The kites & pizza hideaway restaurant across the street from the Oklahoma State University campus in Stillwater, Oklahoma is an institution. The doors at the original restaurant opened for business in 1957 making this one of the oldest pizza parlors in the Sooner State. With an unshakable belief that pizza would become bigger than hamburgers, Richard Dermer acquired the restaurant in 1960 after working as a delivery driver for several years.

A belief in pizza in Oklahoma was but one manifestation of Dermer’s outside the box thinking. In the mid 1960s he purchased a number of used Volkswagen Type 1 “beetles” for us as delivery cars. Then he gave his employees creative license to decorate the cars. Cars with wild psychedelic tie-dye patterns, that looked like lady bugs or that mimicked Herbie, the VW made famous in the Walt Disney Studios Love Bug movie franchise ensured that his restaurant was well known.

Kites & pizza, Dermer and Gary Gabrel, the restaurants manager were passionate chess players and in the early 1970s they expanded their interests to include exotic board games. Of particular interest to the gamers was the Asian game called Go, and a version popular in Japan, Ninuki-Renju. Gabrel renamed it Pente, established a game company and began marketing it in the United States. As a sales tool Dermer kept the game at the front counter for customers to play while waiting for their pizzas.

While attending a national toy and game convention in 1982, Gabrel purchased a two-string Skynasaur stunt kite. Dermer flew the kite and everything changed. In an interview given in 2013, Dermer said, “By today’s standards, the Skynasaur is an absolute dinosaur. It weighs about 2 or 3 pounds versus today’s 6 ounces; it’s made of solid fiberglass sticks and heavy fabric. It was built like a tank, and it needed about 15-miles-an-hour wind before it would fly. But we took it out in a very strong wind, and it was an absolute hoot. It was dragging us through the OSU intramural field on the seats of our pants. And you could have incredible control. You could steer it in the sky like a bicycle. Pull left, and the kite turns left. Pull right, and the kite turns right. Balance the pull, and it goes in a straight line with incredible power.”

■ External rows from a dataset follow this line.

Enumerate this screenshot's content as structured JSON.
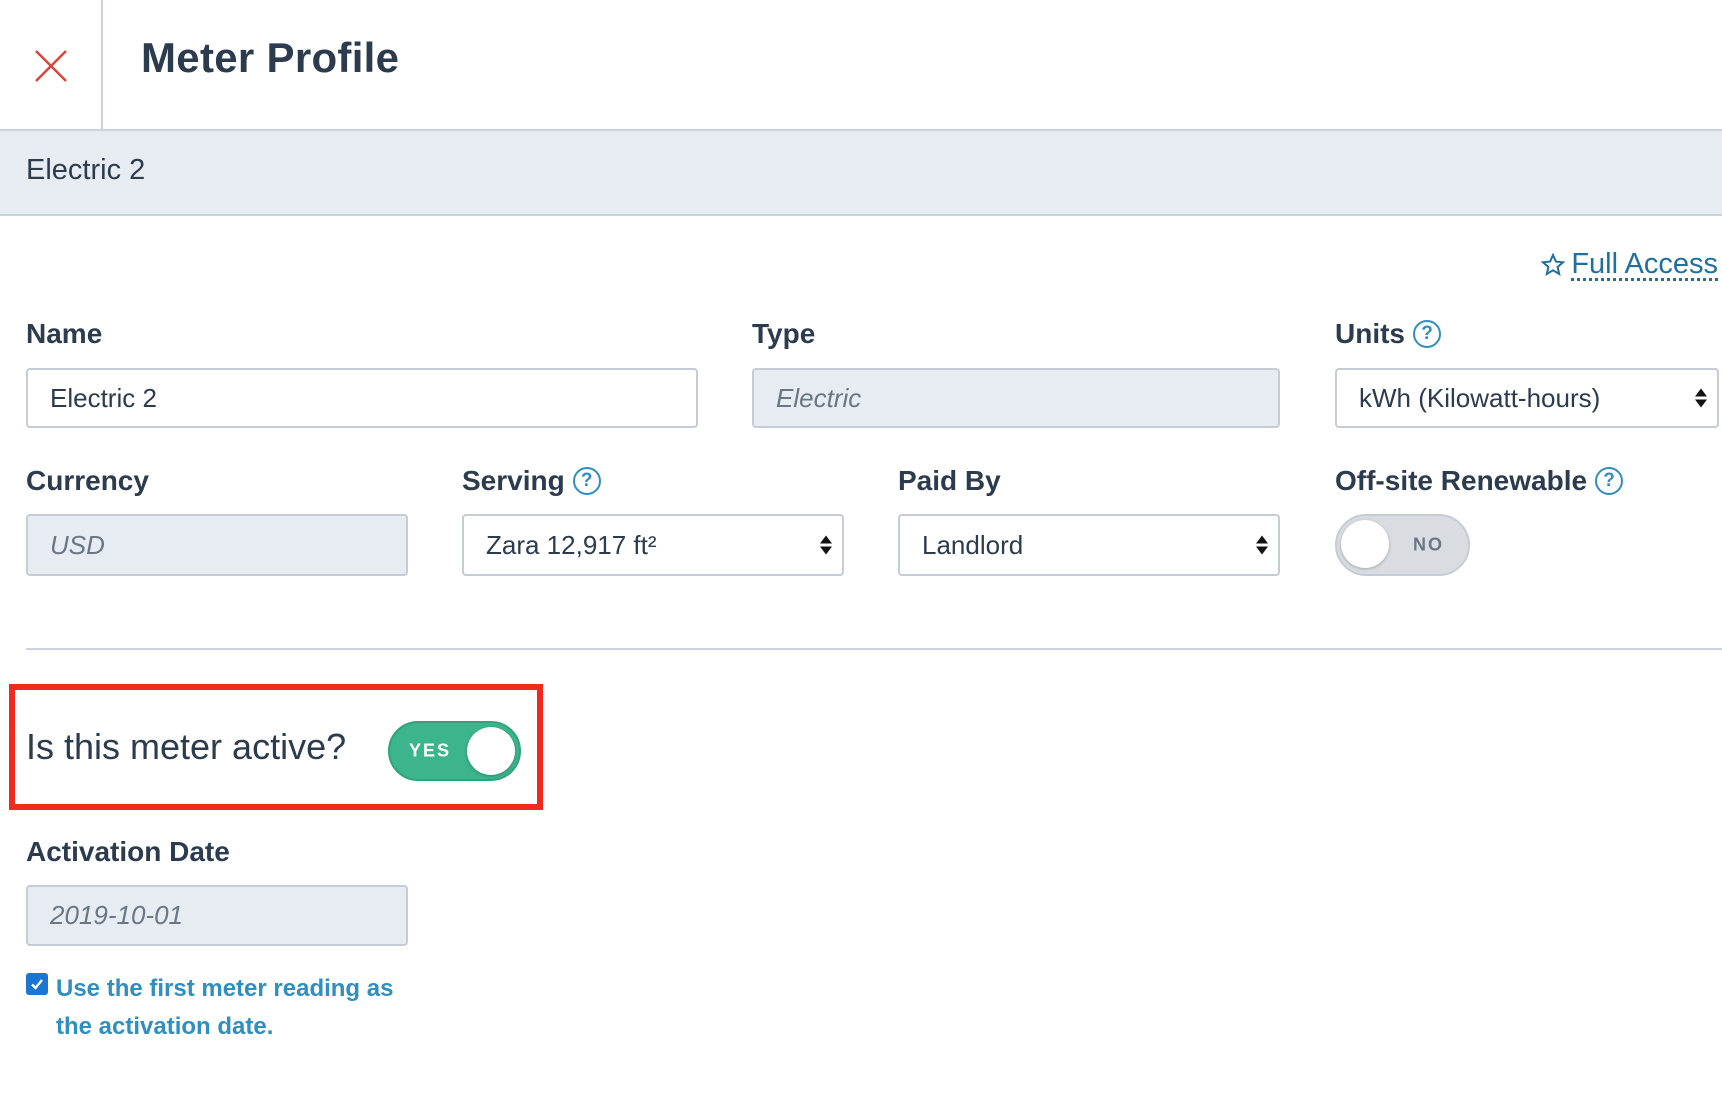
{
  "header": {
    "title": "Meter Profile",
    "close_icon": "close-icon"
  },
  "subheader": {
    "meter_name": "Electric 2"
  },
  "access": {
    "icon": "star-outline-icon",
    "label": "Full Access"
  },
  "fields": {
    "name": {
      "label": "Name",
      "value": "Electric 2"
    },
    "type": {
      "label": "Type",
      "value": "Electric"
    },
    "units": {
      "label": "Units",
      "value": "kWh (Kilowatt-hours)"
    },
    "currency": {
      "label": "Currency",
      "value": "USD"
    },
    "serving": {
      "label": "Serving",
      "value": "Zara 12,917 ft²"
    },
    "paid_by": {
      "label": "Paid By",
      "value": "Landlord"
    },
    "offsite_renewable": {
      "label": "Off-site Renewable",
      "state": "NO"
    }
  },
  "active": {
    "question": "Is this meter active?",
    "state": "YES"
  },
  "activation": {
    "label": "Activation Date",
    "value": "2019-10-01",
    "checkbox_checked": true,
    "checkbox_label": "Use the first meter reading as the activation date."
  },
  "colors": {
    "accent_link": "#1f6fa0",
    "toggle_on": "#3cb58c",
    "highlight": "#ef2b20",
    "close_icon": "#d9453a"
  }
}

Gabrel used his toy-industry connections to purchase kites in wholesale quantities. He and Dermer soon talked friends into buying and flying Skynasaurs on weekends. Then in the summer of 1984 KATT 100.5-FM, an Oklahoma City radio station announced that they would sponsoring the state’s first-ever Skydancer Kite Festival and stunt-kite competition. That was the beginning of an amazing odyssey. Dermer served as the regional director and then from 1997 to 199 as president of the American Kitefliers Association. He also worked to develop and shape the modern view of stunt kiting. Dermer and his wife, Marti, traveled throughout Asia as well as New Zealand, England, France, and Denmark to learn more about kites and their history, and teach a new generation about them. They also developed educational programs about kites for schoolchildren.

Along the way they amassed an astounding collection of international kites, historic kites, record setting kites and experimental kites. Dermer passed away in March 2014 but his pizza parlor is still going strong. And there his passion for kites is preserved as memorial. The walls and ceiling is adorned with a selection of his favorite kites.

Kites & Pizza may not take you to China or Brazil, and they may not inspire to start programs for school children. They can, however, transport you back to carefree childhood days and open doors to amazing friendships that transcend barriers of culture and language. Stop by Tumbleweeds and Tarantulas today, and discover the magic that is kite flying.

Written by Jim Hinckley of Jim Hinckley’s America